Editor’s Note: “Getting paid” involves multiple steps, of course, and one of the first steps is getting patients in the door. And then keeping them as loyal “customers” of your practice. This article from expert Betsy Nicoletti outlines some key considerations for getting paid before you ever touch your medical billing software.
“I was at the Internal Medicine practice the other day, and the waiting room was filthy.”
The patient’s first impression of a physician office is rarely the physician. Rather, the first impression is formed long before patient and physician are in the exam room. The patient has already interacted with two, three or four staff members, knows how easy or difficult it is to talk with anyone by phone, and can see for themselves if the office is dirty, clean, chaotic or professional. The patient’s perception of the physician comes after that.
Phone system: Automated attendants, mailboxes, never-ending loops all give one impression: we are too busy to talk with you. Our work is more important than you, even if the recording says, “Your call is important to us.” Look at the busiest phone times, and have staff available to answer the phone during those hours. If patients can’t talk to someone, how can they make an appointment to be seen? Try calling in on the front line to see how long it takes to reach a staff member.
Check-in: “If the red light is on, the receptionist is talking on the phone.” This is how one practice tells waiting patients why the receptionist is not checking them in. The receptionist is talking on the phone, and that’s more important than talking to you. It is time to get the receptionist off the phone, greeting the patient.
The décor: signs on plexiglass: Some practices took advantage of privacy regulations to put up plexi-glass barriers between check-in and the patient. Certainly, it makes the check-in process more private, if less personal. But, as if that wasn’t enough, too many practices tape notice after notice on the glass. “Don’t call us between noon and one.” “Don’t expect us to renew your prescriptions on a Friday.” It is reminiscent of the Wizard of Oz: “Go home, Dorothy.” Imagine a welcoming environment. The plexi-glass is clean, clear and without anything taped to it. Policies are written in a patient handout. Important notices are framed. Signs about co-pays and referrals can be purchased from a vendor. The language is positive. “Please give us 24 hours notice for prescription refills,” rather than “We don’t fill prescriptions on a Friday.”
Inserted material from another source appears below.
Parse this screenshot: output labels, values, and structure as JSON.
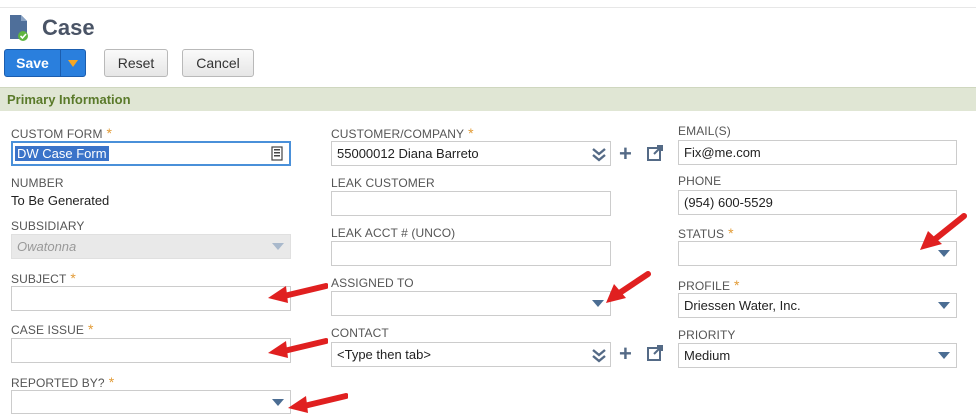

Dirty, dingy, dusty: The carpets, the walls, the chairs: are they clean or stained? Do you want to sit down? Are the chairs comfortable? There is no excuse for a dirty reception area. The exam rooms, hallways, bathrooms and every publically viewed area must be eat-off-the-floor clean. Take a fresh look at the appearance of the office, particularly if the building is old. To attract patients who care about their healthcare, the office should care about its appearance. New paint, new carpets, fresh waiting room furniture and most importantly, cleaning staff that comes frequently enough to maintain an absolutely clean facility.
Chaos through the glass: Employees like to personalize their work areas. Everyone has a different idea about how to organize paper work for the next day and current work. But, a practice must have standards about the visual appearance of work areas that can be seen by patients. Employees should put away stacks of papers and notes that are not being used. Better yet, create electronic files. Sticky notes on computer screens should be outlawed. Hire an electrician to organize cables and wiring. The physical space should give the impression of organization and professionalism.
“Did you see her outfit?”: A professional office has a professional dress code. This includes standards regarding footwear, skirt length, tightness of pants, denim, visible tattoos, and jewelry. Everyone in the office represents the practice. Patients see staff members before seeing the doctor, and each one should represent the practice as professional, caring and up-to-date. Find a dress policy and institute it in the practice.
As the saying goes, you never get a second chance to make a first impression. In the case of physician practices, the patient receives multiple impressions before meeting the doctor. Work to make those impressions good ones.
Betsy Nicoletti is the founder of Codapedia.com, a wiki for physician reimbursement. She is a nationally known speaker and consultant, and can be reached at www.mpconsulting.org You can hear Betsy in a recent webinar sponsored by Kareo on What You Can Do to Prepare for Medicare Payment Reductions.